EU to Release New Guideline on Risk Management Plans
The European Medicines Agency expects to release a revised draft GMP guideline and template for risk management plans in October.
The updated Module V — one of 16 chapters in a broader pharmacovigilance guideline — will define “risk management plan” and align risk definitions with the International Conference on Harmonisation. The risk definitions will provide clarity on what is important and what is not, Eli Lilly’s Valerie Simmons told a session at the DIA annual meeting in Washington, D.C.
The guideline’s focus is on evidence-based risk identification, Simmons said.

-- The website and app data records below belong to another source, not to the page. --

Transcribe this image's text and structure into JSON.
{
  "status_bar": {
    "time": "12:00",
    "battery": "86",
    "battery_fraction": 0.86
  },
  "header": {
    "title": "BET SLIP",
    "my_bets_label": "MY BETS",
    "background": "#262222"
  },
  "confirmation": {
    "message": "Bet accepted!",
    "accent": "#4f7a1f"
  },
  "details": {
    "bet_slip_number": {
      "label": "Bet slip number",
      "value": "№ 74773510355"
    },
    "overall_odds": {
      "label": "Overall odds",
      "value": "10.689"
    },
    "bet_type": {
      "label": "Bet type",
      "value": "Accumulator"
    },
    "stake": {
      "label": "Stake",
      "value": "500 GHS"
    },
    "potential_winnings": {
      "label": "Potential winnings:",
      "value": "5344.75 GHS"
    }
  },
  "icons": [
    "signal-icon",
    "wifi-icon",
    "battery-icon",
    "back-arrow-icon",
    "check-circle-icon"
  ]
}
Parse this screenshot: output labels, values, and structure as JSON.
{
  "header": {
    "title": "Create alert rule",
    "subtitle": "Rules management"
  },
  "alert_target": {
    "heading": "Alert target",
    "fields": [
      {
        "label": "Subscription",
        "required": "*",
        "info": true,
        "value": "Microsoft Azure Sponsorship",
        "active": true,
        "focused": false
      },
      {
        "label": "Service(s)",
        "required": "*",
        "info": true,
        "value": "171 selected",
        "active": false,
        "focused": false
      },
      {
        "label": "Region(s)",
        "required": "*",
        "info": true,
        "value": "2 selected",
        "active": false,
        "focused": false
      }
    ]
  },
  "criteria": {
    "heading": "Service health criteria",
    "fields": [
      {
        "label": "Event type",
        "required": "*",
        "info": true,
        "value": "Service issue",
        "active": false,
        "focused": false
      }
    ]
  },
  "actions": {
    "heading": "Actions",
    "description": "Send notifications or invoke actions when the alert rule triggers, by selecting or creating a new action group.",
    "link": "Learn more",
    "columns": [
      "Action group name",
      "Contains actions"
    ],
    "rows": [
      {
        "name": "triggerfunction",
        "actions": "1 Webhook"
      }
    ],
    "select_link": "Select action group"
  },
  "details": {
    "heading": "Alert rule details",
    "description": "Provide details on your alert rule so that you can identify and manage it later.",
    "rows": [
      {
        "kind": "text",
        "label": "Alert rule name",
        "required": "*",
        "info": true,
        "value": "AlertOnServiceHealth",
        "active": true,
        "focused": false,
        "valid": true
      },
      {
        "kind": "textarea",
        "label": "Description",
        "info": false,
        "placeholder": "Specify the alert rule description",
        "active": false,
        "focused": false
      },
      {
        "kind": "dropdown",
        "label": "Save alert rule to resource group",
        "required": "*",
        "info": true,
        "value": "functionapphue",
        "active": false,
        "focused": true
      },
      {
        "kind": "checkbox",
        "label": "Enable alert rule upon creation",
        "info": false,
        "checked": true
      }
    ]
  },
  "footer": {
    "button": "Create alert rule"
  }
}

RMPs should be driven by data, not procedure type, taking into account the seriousness of events, their frequency and the patient and benefit/risk impacts to establish an association between certain events and the drug.
RMP submissions are required only with the initial marketing authorization application and when safety specifications, pharmacovigilance or risk-management activities change. Marketing authorization holders should consider updating their RMPs after submitting new data to the EMA.
When creating an RMP, companies should use available data and plan for the future by considering the drug product’s life cycle. A wide net should be cast to capture potential safety concerns at the approval stage, Simmons said.
New information about major risks or missing information should be added once scientific evidence confirms it and preferably at key stages in the authorization process, such as the first renewal at five years postauthorization or the first periodic safety update report following renewal. Simmons pointed out that an important potential risk can become an important identified risk after data confirms it. Likewise, an important potential risk can be removed if data fails to confirm concerns.
The guideline also provides guidance on postauthorization safety studies, noting that only those required or requested by the EMA’s Pharmacovigilance Risk Assessment Committee or Committee for Medicinal Products for Human Use should be included in the risk-management plan. — Kellen Owings